Let’s say you have decided to build a relationship with the CFO or a peer in Finance.  How do you get started?  Here are two report concepts and charts that will give you much more to talk about than you can squeeze into one lunch.  By taking Finance’s own numbers (Periodic Accounting) and recasting them into the numbers that matter for Marketing (Customer Accounting) you create a very solid bridge and basis for building out a plan.  Note to yourself: And the plan is?  Make sure you think about that first…how can you help Finance / the Company achieve their Cash Flow and other Financial goals?

Report 1: Sales by Customer Volume

Core Concept: The idea here is to decompose a CFO’s financial quarter (or any financial period) into the good, better, best customer volume components that make up the financial period.  It’s a “contribution by customer value segment” idea.  Benefit: Graphically demonstrates to the CFO the “risk” component of customer value in the customer portfolio and supports the idea Marketing could mitigate financial risk by “not treating all customers in the same way”.

Take any periodic statement time frame – a month, a quarter, a year.  Gather all the customer revenue transactions for this period, and recast them into the total sales by customer for the period.  Decide on some total sales ranges appropriate to your business, and produce a chart on the percentage of customers with sales in each range, including non-buying customers, for the chosen periodic accounting time frame.  For example:

 By Volume

Run this report each period, and compare with prior periods.  In general, you want to see the percentage of customers contributing high sales per period to grow over time, and the percentage of lower revenue customers to shrink.  This means you are increasing the value of customers overall.  If the numbers are moving the other way, this is the type of customer value problem you would expect CRM or a smart retention program to correct, and if you are successful, you should see the shift in customer value through this report.

Report 2:  Sales by Customer Longevity

Core Concept: This report is a “Flashcard”, if you will, that demonstrates the Customer LifeCycle.  If you have trouble communicating complex LifeCycle / LifeTime Value concepts to Financial people, this Flashcard takes their own numbers and decomposes them into a vivid picture of why the LifeCycle matters.  Benefit: Opens the door for your budgets to be determined by different metrics than are currently used; what good is a “quarterly budget” when the underlying customer issue can be much more dynamic?  Wouldn’t the CFO like you to “do what it takes” in the Current Period to preserve profits in Future Periods?
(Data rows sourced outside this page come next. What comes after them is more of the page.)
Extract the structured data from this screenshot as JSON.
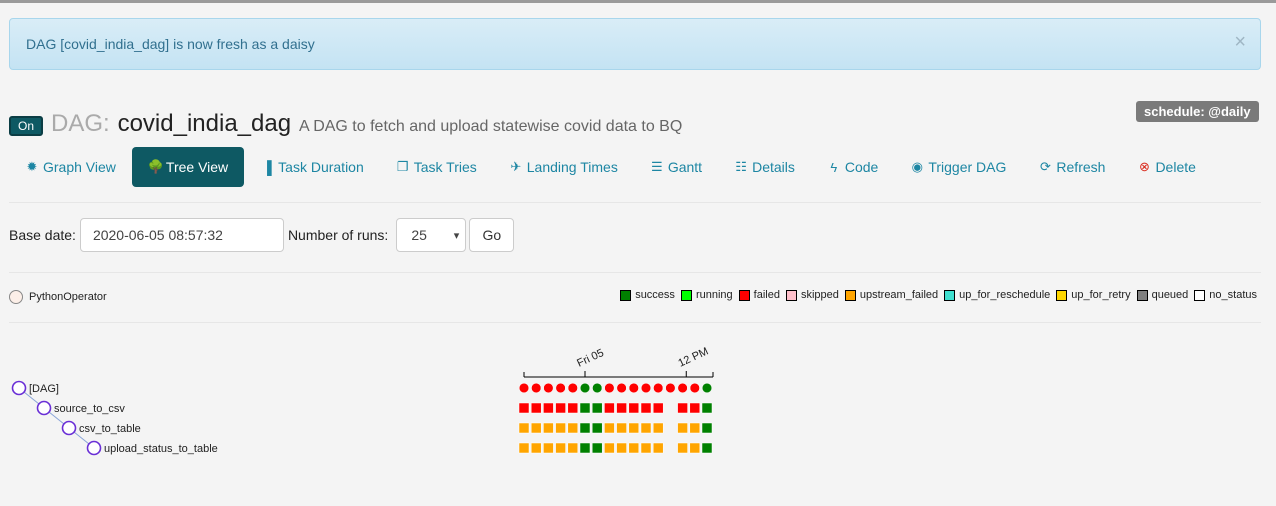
{
  "alert": {
    "message": "DAG [covid_india_dag] is now fresh as a daisy",
    "close": "×"
  },
  "dag": {
    "toggle_label": "On",
    "prefix": "DAG:",
    "id": "covid_india_dag",
    "description": "A DAG to fetch and upload statewise covid data to BQ",
    "schedule": "schedule: @daily"
  },
  "nav": [
    {
      "label": "Graph View",
      "icon": "sun-icon",
      "glyph": "✹"
    },
    {
      "label": "Tree View",
      "icon": "tree-icon",
      "glyph": "🌳",
      "active": true
    },
    {
      "label": "Task Duration",
      "icon": "bar-chart-icon",
      "glyph": "▐"
    },
    {
      "label": "Task Tries",
      "icon": "copy-icon",
      "glyph": "❐"
    },
    {
      "label": "Landing Times",
      "icon": "plane-icon",
      "glyph": "✈"
    },
    {
      "label": "Gantt",
      "icon": "align-left-icon",
      "glyph": "☰"
    },
    {
      "label": "Details",
      "icon": "list-icon",
      "glyph": "☷"
    },
    {
      "label": "Code",
      "icon": "flash-icon",
      "glyph": "ϟ"
    },
    {
      "label": "Trigger DAG",
      "icon": "play-circle-icon",
      "glyph": "◉"
    },
    {
      "label": "Refresh",
      "icon": "refresh-icon",
      "glyph": "⟳"
    },
    {
      "label": "Delete",
      "icon": "remove-circle-icon",
      "glyph": "⊗"
    }
  ],
  "form": {
    "base_date_label": "Base date:",
    "base_date_value": "2020-06-05 08:57:32",
    "runs_label": "Number of runs:",
    "runs_value": "25",
    "runs_caret": "▾",
    "go_label": "Go"
  },
  "operator_legend": {
    "label": "PythonOperator",
    "color": "#fcefe8"
  },
  "status_legend": [
    {
      "label": "success",
      "color": "#008000"
    },
    {
      "label": "running",
      "color": "#00ff00"
    },
    {
      "label": "failed",
      "color": "#ff0000"
    },
    {
      "label": "skipped",
      "color": "#ffc0cb"
    },
    {
      "label": "upstream_failed",
      "color": "#ffa500"
    },
    {
      "label": "up_for_reschedule",
      "color": "#40e0d0"
    },
    {
      "label": "up_for_retry",
      "color": "#ffd700"
    },
    {
      "label": "queued",
      "color": "#808080"
    },
    {
      "label": "no_status",
      "color": "#ffffff"
    }
  ],
  "tree": {
    "nodes": [
      "[DAG]",
      "source_to_csv",
      "csv_to_table",
      "upload_status_to_table"
    ],
    "axis_labels": [
      "Fri 05",
      "12 PM"
    ],
    "colors": {
      "S": "#008000",
      "F": "#ff0000",
      "U": "#ffa500"
    },
    "runs": [
      "F",
      "F",
      "F",
      "F",
      "F",
      "S",
      "S",
      "F",
      "F",
      "F",
      "F",
      "F",
      "F",
      "F",
      "F",
      "S"
    ],
    "missing_run_index": 11,
    "task_states": [
      [
        "F",
        "F",
        "F",
        "F",
        "F",
        "S",
        "S",
        "F",
        "F",
        "F",
        "F",
        "F",
        "-",
        "F",
        "F",
        "S"
      ],
      [
        "U",
        "U",
        "U",
        "U",
        "U",
        "S",
        "S",
        "U",
        "U",
        "U",
        "U",
        "U",
        "-",
        "U",
        "U",
        "S"
      ],
      [
        "U",
        "U",
        "U",
        "U",
        "U",
        "S",
        "S",
        "U",
        "U",
        "U",
        "U",
        "U",
        "-",
        "U",
        "U",
        "S"
      ]
    ]
  }
}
Take any periodic statement time frame – a month, a quarter, a year.  Gather all the customer revenue transactions for this period, and recast them relative to the start date of the customer.  In other words, when looking at the revenue generated for the period, how much of it was generated by customers who were also newly started customers in the same time period?  How much was generated by customers who became new customers in the prior period?  How about two, three, and four periods ago?  More than 4 periods ago?  Depending on the length of the period you use, you may end up with a chart looking something like this:


You can run this analysis at the end of each period and track the movement of customer value in your customer base.  Generally, you want to see increasing contribution to revenue from customers in older periods, meaning you are retaining customers for longer periods of time and growing their value.

If this kind of idea interests you, the full background on explaining the LifeCycle / LTV to Finance is here.